Academic Success Center

GBC’s Academic Success Center is a wonderful resource for any and all students in this course. The ASC offers live tutoring, as well as tutoring via E-mail and Skype free of charge for all students attending GBC. They can help you with specific writing concerns, generating ideas, organizing your writing, documentation and developing effective strategies for editing your writing. That said, they will not proofread your essays for you: view your work with a tutor as a chance to get an informed viewpoint on your writing and to develop your own skill as a critical reader of your work. Also, whenever you work with a tutor, make sure you provide them with any needed supporting documents such as the assignment sheet and rubric for the project, as these will help them better understand your writing task. I urge all of you to utilize the ASC, as even the most seasoned writers rely on effective readers to improve their work. Learn more about the ASC at


If you use the ASC, I will give you some extra credit. Just email me the day, time, and tutor you met with or that you had an online consultation with.

Campus Security

GBC is committed to the safety of our students and has a duty to promote awareness and prevention programs for violence on campus under the Jeanne Clery Act as well as the Campus SaVE (Sexual Violence Elimination Act) and VAWA (Violence Against Women Act), which are amendments to Clery. Acts of violence include, but are not limited to, sexual assault, domestic violence, dating violence, and stalking. Acts of violence can occur on the physical campus or centers of GBC in addition to field placement sites, clinical practice settings, and other places where college or class activities occur.As well, the online environment at GBC is considered a GBC site.If you experience any incidence where your safety has been threatened or violated, or if you feel threatened or harassed, immediately report this to me, any center director, faculty, or staff member, or directly to the Director of Environmental Health, Safety & Security(775.753.2115) or the Vice President for Student Services(775.753.2282).

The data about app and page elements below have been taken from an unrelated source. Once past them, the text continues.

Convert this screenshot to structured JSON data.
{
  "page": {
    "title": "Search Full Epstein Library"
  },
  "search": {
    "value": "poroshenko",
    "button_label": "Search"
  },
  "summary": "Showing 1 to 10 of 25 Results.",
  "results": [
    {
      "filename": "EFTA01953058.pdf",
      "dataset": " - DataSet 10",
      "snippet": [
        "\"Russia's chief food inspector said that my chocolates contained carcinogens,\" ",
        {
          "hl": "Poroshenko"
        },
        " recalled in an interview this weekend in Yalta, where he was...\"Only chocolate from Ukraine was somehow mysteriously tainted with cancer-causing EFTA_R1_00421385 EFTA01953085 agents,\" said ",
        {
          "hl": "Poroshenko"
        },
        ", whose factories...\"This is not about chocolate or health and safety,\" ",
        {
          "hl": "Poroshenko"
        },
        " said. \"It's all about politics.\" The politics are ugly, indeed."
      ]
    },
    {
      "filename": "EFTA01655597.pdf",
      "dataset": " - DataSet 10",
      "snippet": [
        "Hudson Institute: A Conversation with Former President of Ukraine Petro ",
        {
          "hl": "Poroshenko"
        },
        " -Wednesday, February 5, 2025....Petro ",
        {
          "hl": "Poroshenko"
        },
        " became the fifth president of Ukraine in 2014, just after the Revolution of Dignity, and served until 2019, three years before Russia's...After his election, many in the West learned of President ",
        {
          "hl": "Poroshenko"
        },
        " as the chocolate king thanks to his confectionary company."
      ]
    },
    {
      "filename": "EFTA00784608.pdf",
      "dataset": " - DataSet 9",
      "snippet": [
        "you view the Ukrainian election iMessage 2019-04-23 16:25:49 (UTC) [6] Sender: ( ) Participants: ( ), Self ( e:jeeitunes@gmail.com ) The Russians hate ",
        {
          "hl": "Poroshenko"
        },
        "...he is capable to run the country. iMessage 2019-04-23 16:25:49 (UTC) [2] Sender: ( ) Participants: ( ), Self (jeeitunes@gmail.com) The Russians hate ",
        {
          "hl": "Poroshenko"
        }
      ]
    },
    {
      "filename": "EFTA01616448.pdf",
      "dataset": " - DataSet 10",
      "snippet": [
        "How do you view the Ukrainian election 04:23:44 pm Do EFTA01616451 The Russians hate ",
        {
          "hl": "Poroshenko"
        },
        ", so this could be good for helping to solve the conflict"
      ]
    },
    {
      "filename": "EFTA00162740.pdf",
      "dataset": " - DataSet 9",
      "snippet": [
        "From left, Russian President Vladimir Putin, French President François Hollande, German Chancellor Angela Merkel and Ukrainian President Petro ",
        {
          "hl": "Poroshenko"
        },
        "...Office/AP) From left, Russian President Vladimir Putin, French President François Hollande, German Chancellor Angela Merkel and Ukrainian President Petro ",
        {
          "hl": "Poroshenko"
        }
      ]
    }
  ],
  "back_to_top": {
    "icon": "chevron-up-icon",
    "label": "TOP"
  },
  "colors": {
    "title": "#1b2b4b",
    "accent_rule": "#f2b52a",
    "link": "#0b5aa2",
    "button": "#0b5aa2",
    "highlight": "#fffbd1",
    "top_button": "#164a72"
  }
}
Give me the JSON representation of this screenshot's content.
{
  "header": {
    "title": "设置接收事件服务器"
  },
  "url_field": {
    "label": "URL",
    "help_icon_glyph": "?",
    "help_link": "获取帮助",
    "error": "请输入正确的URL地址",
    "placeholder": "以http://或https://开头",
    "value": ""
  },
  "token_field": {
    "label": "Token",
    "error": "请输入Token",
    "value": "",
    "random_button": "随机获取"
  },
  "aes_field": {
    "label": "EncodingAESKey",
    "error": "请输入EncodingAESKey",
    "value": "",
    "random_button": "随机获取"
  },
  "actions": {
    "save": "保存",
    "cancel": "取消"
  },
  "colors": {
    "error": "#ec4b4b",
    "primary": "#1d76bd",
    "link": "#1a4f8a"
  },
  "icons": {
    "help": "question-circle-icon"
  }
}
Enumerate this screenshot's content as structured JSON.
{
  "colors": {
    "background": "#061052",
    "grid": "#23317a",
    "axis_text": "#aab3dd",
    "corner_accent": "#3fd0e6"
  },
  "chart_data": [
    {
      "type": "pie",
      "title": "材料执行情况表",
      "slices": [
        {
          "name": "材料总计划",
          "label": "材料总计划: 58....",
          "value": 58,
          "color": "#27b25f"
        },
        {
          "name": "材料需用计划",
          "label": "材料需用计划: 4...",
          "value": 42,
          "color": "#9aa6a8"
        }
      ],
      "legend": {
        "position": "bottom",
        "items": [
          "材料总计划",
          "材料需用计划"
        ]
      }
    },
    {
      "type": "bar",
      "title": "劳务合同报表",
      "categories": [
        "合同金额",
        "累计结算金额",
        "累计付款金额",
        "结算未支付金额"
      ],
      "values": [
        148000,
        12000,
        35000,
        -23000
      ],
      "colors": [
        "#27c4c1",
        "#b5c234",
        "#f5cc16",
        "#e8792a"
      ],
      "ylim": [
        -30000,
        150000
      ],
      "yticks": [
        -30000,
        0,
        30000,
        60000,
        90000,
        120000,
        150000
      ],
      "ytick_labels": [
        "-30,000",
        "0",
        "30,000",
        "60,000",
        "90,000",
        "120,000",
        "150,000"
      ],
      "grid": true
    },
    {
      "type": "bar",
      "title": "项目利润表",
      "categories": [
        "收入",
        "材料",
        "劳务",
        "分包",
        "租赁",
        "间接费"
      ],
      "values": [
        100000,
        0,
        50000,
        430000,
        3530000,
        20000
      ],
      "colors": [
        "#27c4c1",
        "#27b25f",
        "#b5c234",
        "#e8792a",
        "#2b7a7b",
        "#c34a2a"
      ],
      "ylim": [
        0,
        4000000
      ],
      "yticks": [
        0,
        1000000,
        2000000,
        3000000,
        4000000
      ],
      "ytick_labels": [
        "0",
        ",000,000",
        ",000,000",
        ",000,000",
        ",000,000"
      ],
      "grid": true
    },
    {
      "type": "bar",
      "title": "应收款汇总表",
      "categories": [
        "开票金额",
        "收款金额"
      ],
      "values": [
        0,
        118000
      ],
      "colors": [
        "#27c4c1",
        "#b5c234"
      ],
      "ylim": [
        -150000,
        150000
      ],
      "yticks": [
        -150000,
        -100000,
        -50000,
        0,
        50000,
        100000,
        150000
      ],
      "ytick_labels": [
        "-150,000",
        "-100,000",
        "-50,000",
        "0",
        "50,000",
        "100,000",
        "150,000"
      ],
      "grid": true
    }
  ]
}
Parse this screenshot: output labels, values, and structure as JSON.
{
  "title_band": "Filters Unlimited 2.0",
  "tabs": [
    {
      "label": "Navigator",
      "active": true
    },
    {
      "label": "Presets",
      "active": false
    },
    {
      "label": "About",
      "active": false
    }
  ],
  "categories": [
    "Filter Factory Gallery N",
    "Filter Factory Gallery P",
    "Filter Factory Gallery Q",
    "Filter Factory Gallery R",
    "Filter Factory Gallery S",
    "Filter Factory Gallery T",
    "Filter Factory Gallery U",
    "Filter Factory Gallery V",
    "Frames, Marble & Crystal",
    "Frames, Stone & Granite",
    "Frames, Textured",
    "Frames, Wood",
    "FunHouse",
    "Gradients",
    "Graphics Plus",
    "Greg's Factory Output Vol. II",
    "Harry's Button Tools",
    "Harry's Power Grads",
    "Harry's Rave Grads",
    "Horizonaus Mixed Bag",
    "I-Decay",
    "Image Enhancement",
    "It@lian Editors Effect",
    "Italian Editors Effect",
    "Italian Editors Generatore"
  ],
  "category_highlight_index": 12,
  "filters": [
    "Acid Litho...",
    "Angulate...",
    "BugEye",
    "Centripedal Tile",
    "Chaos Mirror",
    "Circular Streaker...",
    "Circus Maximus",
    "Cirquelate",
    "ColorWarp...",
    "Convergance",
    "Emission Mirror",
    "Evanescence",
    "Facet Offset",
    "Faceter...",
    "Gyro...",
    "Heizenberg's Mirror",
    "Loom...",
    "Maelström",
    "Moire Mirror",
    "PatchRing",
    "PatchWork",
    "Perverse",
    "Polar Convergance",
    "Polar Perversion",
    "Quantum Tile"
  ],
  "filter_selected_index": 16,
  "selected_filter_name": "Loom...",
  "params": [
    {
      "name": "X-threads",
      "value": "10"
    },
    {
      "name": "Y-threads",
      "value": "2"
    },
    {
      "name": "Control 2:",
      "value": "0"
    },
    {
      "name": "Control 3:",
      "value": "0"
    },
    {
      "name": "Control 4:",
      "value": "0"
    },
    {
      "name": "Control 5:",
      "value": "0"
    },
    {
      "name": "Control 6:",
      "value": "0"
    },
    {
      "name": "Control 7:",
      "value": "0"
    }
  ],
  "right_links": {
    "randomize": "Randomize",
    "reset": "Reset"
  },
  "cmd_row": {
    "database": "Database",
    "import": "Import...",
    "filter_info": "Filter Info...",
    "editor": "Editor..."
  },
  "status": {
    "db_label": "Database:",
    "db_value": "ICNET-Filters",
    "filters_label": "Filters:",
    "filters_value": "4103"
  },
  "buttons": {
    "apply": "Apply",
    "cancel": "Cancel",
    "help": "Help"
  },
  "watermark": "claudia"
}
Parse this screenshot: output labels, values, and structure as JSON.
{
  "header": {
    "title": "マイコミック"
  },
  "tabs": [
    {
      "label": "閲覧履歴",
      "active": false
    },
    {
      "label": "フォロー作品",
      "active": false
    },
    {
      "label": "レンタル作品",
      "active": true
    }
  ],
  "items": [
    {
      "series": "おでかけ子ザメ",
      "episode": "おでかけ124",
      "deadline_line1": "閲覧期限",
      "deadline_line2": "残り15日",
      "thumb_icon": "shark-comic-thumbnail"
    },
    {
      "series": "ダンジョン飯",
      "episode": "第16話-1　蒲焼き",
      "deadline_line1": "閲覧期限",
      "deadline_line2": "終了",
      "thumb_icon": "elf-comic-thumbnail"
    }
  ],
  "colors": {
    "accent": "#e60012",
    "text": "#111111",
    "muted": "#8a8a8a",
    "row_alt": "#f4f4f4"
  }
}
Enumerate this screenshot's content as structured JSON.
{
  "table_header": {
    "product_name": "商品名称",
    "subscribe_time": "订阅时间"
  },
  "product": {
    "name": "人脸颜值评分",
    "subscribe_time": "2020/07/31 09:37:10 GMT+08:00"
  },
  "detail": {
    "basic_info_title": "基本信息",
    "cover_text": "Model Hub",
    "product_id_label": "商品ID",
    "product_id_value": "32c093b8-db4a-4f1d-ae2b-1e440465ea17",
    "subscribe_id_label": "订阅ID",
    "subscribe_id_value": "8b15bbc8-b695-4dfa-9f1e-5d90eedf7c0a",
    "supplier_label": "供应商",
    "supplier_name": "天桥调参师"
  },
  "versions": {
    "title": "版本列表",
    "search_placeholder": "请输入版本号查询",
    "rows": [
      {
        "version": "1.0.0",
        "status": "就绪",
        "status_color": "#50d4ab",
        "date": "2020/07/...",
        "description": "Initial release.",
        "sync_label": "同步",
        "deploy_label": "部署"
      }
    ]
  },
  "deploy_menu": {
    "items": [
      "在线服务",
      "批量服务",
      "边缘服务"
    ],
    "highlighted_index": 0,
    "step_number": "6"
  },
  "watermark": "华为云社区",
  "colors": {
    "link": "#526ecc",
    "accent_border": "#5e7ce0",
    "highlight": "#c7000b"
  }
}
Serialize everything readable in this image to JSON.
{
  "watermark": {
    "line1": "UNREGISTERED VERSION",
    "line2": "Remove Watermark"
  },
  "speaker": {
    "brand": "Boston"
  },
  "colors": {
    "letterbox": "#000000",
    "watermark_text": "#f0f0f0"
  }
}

Inclusivity Statement

Everyone deserves a learning environment that is welcoming and comfortable, and, for this reason, I strive to create educational communities in which everyone feels that they are a valued and respected contributor. In keeping with this policy, it is my responsibility to ensure that you are receiving the instruction and assistance you need, so, if you find yourself struggling with a particular assignment or the course in general, please let me know. I will do everything in my power to assist you and help you participate fully in the course. In addition, it is the responsibility of students in this course to behave respectfully toward one another in your interactions. Behaviors that disrupt the learning of, offends, or causes discomfort to other students will not be tolerated in this course. Respect is the foundation of any community and there needs to be respect in our course.

Computer Literacy: You are expected to have basic computer literacy. You need to know how to use a computer to log onto WebCampus, where you will access materials and upload assignments. You are also expected to know how to conduct research using online resources, especially through Great Basin Library databases.